"That will be 55p," the shop-keeper told my daughters, as they handed the cardboard box over the counter to her.
"I think," said Anne, in her grand-old-lady voice,
scrambling to her feet and setting the money in small piles on the counter, "that you will find that is correct." So taken aback was the shop-keeper, she very nearly forgot to check it.
"Do you like them, Mummy?" asked Little Nan, watching the highly-prized purchase being wrapped up in a brown paper bag. I was, in fact, rather disappointed - I had imagined that it would be a Very Special Something for my daughters
to pool their pocket money (an unprecedented act of co-operation) in order to buy it. But what was so very special, I asked myself, about a family of four bendy-rubber dolls, the tallest no more than five inches high, and all of them badly dressed in scraps
of scruffy felt? Was it for this that I had met the girls from school and trailed along the High Street to the shops on a wet and windy Wednesday, the kind of day when only the promise of a 2lb bag of sugar would send anyone out shopping?
"There's a father and a mother and two children, you see," explained Hilary. "We could have bought the other family, the one with the sweet little baby wrapped up in a blanket - but we couldn't afford it." "80p," nodded Anne,
They were still happily outlining their plans for housing the family amid all possible creature comforts when we arrived home - and I was admitting humbly to myself that, where toys and the
enjoyment of them is concerned, parents are not necessarily the best judges of good value for money.
My first shameless eavesdroppings on "The Family" - as they are collectively known - gave me to
believe that this mini-family's life was a mirror of ours. However, listening further, I am beginning to feel that this mirror gives a slightly distorted image. The father appears to spend his day going to and from work or demanding "a bit of peace and quiet"
- while the mother, a dowdy creature in shapeless green felt, nags and fusses continuously and sprinkles her conversation with insincere-sounding "my darlings." I am quite sure I don't sound like that.
would be more worried, were it not for the fact that the children of the family are not exactly true to life. They are the most unbearably smug and unbelievably virtuous beings. They never answer back, never grumble or complain. They don't say they will have
porridge for breakfast and wait until it is simmering on the stove before deciding that what they really want is Weetabix.
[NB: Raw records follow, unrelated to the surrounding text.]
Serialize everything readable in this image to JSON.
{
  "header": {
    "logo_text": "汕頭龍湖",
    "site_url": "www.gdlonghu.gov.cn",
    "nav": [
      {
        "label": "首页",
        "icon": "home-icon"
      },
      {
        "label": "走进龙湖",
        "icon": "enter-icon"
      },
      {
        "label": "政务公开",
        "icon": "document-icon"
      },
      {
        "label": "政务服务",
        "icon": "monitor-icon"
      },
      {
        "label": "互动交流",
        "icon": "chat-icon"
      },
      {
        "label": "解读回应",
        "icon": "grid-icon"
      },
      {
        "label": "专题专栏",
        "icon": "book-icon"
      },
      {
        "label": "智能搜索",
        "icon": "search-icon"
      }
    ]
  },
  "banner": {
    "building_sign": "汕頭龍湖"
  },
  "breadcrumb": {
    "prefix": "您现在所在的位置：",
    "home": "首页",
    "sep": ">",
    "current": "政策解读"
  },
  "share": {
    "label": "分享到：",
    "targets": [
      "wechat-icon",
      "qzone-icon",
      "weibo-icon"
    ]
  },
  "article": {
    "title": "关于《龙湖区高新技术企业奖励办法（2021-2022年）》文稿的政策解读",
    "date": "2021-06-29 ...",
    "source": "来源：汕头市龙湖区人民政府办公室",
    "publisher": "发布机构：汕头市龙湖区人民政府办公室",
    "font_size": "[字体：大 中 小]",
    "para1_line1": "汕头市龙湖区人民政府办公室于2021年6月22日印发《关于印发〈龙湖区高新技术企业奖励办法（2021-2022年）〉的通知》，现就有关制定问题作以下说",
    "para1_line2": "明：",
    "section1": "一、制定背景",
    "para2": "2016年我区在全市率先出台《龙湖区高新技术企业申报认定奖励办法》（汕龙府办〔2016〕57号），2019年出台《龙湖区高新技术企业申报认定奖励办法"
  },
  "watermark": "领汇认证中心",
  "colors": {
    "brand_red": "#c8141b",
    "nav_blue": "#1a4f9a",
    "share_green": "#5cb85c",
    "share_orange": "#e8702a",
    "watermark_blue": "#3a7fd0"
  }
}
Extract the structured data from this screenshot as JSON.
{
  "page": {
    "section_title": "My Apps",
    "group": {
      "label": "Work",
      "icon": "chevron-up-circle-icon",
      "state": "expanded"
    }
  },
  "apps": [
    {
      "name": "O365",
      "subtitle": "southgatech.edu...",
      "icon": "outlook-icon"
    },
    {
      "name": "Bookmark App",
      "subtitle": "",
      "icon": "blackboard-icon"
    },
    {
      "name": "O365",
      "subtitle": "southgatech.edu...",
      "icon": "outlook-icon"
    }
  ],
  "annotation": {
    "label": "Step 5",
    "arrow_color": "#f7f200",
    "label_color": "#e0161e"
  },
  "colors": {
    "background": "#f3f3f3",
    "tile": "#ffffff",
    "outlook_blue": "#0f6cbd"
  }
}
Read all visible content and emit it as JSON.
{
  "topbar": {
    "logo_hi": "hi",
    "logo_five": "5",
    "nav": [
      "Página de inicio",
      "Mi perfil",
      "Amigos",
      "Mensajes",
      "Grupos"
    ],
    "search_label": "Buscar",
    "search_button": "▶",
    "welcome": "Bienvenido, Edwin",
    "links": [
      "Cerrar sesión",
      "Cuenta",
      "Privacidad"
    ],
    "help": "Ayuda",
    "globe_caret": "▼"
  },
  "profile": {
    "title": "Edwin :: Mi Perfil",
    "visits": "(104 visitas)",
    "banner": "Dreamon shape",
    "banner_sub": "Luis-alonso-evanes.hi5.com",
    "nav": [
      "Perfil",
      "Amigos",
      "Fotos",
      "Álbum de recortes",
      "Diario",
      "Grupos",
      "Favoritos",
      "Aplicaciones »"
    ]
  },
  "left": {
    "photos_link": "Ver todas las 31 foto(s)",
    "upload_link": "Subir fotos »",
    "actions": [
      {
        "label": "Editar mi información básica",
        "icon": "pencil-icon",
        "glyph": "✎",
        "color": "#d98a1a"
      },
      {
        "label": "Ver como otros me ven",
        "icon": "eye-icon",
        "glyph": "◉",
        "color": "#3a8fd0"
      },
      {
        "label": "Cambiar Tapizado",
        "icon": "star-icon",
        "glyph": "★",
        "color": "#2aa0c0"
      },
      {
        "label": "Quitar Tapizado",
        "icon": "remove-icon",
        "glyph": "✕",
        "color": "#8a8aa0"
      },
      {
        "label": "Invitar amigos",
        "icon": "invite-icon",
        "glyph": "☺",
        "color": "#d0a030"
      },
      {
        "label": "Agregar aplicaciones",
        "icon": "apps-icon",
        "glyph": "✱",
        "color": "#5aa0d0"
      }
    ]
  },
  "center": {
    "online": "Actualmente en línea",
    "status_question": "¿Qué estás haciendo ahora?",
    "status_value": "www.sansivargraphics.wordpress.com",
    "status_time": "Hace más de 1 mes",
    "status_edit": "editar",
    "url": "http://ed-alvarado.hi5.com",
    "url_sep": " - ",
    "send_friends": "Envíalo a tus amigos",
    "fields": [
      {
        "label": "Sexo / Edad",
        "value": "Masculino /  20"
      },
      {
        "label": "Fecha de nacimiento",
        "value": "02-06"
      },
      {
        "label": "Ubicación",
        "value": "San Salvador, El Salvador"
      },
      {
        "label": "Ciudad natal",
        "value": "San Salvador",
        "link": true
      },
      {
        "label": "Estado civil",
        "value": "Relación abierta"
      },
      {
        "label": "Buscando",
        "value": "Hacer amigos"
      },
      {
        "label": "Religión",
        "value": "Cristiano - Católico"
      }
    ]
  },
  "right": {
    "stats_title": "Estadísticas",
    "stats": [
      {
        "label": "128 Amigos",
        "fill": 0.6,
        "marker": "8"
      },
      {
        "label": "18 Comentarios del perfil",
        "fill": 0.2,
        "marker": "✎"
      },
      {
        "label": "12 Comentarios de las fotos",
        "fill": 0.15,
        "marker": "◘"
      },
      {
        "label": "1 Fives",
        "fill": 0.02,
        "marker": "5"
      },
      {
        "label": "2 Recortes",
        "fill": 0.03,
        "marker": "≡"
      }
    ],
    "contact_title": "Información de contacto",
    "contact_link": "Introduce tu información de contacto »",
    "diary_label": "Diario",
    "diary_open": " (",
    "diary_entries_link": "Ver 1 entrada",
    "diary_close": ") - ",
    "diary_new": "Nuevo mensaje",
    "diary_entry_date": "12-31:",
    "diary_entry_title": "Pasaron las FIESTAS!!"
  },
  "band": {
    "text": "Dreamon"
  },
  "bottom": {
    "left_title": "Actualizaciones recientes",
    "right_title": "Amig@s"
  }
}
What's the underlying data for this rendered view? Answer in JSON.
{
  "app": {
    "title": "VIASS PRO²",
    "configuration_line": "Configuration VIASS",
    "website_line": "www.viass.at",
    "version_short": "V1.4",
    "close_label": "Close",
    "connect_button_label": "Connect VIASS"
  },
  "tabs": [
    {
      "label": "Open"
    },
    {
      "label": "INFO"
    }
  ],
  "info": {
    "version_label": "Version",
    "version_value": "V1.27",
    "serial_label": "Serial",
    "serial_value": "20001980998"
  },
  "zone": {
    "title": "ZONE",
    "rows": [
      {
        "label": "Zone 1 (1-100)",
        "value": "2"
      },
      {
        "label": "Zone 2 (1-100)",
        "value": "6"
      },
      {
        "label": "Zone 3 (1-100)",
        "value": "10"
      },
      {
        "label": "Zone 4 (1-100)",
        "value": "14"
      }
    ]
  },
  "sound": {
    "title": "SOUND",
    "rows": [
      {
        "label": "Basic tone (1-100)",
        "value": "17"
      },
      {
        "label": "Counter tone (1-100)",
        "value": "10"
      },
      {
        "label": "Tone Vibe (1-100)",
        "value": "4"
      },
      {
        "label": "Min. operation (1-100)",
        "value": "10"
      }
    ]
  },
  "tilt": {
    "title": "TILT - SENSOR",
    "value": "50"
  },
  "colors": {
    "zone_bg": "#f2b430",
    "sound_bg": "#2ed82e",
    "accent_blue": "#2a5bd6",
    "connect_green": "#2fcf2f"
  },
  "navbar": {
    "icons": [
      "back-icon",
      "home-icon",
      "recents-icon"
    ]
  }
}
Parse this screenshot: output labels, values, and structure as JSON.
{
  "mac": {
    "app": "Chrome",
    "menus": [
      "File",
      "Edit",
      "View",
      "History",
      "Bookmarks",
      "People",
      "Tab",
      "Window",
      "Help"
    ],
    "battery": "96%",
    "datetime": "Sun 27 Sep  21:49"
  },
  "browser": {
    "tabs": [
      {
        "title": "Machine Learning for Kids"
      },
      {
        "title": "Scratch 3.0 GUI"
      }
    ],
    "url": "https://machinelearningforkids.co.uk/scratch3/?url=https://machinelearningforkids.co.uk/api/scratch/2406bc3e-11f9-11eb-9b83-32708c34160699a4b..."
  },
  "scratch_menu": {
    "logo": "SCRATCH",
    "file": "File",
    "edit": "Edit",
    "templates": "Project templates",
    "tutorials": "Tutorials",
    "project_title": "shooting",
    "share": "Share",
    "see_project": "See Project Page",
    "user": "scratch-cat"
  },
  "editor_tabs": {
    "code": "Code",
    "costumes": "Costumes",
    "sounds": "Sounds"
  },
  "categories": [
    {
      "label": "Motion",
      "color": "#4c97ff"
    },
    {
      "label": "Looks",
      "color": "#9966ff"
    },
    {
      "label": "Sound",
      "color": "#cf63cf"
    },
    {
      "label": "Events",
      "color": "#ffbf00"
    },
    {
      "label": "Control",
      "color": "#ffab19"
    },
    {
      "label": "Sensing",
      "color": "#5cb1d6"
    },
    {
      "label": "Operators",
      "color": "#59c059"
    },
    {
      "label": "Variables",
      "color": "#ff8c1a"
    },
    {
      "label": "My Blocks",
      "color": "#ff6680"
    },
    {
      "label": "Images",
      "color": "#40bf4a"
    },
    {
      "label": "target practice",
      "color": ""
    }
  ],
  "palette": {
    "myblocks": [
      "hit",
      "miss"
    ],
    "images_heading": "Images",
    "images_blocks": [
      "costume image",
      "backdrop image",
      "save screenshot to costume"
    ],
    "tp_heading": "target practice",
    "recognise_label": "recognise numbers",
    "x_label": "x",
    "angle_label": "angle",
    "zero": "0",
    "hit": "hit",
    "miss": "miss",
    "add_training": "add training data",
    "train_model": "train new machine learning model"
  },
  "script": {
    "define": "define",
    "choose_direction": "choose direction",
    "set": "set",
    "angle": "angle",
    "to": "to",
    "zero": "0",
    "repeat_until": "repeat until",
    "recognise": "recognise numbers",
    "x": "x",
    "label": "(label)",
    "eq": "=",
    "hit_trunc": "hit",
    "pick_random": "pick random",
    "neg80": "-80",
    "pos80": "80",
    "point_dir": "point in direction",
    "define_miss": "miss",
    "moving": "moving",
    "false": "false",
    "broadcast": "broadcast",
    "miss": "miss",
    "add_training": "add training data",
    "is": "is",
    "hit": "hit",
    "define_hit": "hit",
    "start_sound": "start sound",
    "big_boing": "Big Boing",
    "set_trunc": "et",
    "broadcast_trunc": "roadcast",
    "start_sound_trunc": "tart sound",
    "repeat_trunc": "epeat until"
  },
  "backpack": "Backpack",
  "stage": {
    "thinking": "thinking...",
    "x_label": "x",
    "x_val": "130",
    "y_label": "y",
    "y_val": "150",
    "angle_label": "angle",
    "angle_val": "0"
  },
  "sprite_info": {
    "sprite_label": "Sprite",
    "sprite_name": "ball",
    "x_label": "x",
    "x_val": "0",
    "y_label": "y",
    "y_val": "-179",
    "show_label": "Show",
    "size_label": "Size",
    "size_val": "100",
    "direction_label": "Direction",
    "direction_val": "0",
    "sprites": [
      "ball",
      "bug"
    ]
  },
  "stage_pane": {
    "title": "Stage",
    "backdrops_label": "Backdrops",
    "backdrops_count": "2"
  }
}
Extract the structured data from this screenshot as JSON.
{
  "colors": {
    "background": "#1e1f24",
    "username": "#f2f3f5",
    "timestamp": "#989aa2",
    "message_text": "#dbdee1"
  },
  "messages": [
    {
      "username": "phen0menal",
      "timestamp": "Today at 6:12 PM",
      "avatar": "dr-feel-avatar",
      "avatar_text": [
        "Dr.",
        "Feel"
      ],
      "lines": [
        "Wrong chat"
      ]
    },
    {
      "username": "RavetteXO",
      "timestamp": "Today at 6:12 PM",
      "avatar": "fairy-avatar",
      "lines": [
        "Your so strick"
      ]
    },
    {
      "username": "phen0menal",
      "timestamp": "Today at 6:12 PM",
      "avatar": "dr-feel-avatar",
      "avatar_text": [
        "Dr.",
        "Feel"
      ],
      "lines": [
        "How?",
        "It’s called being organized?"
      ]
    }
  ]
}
They never insist upon complete and utter silence during "Blue Peter", then play their recorders all through the News.
In short, I am happy to say,they bear little or no resemblance to certain children of my acquaintance not two feet from my typewriter at the moment. As, likewise, any connection between Mrs Bendy-Rubber and myself is purely
Slough Evening Mail c. 1974